Kansas City Royals pitcher Yordano Ventura was killed in a car crash in in the Dominican Republic on Sunday morning, according to multiple reports. Ventura was 25 years old.

Highway patrol spokesman Jacobo Mateo told the Associated Press that Ventura died on a highway leading to the town of Juan Adrian, about 40 miles (70 kilometers) northwest of Santo Domingo. He says it's not clear if Ventura was driving.

Ventura was killed the same day former major leaguer Andy Marte died in a separate car crash in the Dominican. Coincidentally, Ventura was the starting pitcher in Marte's final MLB game, for the Arizona Diamondbacks on Aug. 6, 2014. 

Ventura was 13-8 with a 4.08 ERA for the Royals' 2015 World Series champions and 11-12 with a 4.45 ERA in 32 starts in 2016. The right-hander made his major league debut in 2013 and in 2014 went 14-10 with a 3.20 ERA for Kansas City's A.L. pennant winners. 

Ironically, Ventura paid tribute to his good friend and fellow Dominican, Oscar Tavares, who was also killed in a car crash in the D.R. in October 2014, by wearing Tavares' initials and R.I.P. on his cap before Ventura's start in Game 6 of the World Series in 2014. 
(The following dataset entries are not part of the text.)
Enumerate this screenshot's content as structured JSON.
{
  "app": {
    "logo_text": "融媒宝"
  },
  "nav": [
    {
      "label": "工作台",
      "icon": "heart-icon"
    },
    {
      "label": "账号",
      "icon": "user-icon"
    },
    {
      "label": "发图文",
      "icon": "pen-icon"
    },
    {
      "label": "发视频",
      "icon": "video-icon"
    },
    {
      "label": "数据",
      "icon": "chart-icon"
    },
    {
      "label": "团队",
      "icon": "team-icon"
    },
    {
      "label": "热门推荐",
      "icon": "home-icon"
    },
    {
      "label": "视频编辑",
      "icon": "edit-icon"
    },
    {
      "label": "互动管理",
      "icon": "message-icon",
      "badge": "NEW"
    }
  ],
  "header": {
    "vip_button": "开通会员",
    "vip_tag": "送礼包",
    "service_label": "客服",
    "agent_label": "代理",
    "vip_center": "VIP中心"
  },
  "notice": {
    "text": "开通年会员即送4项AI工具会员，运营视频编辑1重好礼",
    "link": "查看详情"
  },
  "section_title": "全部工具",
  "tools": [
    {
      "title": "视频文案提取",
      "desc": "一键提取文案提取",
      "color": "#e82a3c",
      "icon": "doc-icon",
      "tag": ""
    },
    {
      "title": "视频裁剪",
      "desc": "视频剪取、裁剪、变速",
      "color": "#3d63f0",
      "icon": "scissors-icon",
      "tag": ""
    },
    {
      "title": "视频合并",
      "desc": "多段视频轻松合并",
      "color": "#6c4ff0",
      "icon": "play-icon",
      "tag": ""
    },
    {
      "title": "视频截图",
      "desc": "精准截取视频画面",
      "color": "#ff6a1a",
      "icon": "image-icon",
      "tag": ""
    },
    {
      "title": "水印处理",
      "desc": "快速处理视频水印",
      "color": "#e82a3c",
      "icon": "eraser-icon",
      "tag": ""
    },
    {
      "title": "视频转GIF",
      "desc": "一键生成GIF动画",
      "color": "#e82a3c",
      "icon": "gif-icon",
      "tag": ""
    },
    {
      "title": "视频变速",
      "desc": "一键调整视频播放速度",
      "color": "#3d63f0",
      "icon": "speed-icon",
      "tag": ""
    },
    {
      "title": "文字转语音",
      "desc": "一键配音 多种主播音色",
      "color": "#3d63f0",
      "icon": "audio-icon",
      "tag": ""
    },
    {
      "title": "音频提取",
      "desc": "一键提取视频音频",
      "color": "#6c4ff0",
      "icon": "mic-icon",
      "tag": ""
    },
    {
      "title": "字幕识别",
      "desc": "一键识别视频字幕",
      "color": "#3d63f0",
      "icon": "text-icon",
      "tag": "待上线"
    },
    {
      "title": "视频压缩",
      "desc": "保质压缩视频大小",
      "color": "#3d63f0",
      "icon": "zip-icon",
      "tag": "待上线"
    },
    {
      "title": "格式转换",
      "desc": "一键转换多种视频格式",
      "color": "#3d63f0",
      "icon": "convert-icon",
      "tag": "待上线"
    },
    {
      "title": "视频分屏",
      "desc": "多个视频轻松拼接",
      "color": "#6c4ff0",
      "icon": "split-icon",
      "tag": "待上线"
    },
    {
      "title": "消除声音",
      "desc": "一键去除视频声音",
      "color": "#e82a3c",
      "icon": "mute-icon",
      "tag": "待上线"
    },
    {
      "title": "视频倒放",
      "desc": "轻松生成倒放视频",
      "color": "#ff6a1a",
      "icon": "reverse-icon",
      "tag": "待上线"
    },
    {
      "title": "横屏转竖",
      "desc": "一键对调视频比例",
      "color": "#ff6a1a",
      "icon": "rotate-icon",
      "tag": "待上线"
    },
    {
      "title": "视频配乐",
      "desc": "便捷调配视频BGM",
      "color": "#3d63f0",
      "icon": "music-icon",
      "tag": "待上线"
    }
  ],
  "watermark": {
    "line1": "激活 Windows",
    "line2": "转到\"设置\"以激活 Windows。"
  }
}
Ventura is the second current major league player to die in the past five months. Former Miami Marlins ace Jose Fernandez was killed in a boating accident in Miami on Sept. 25.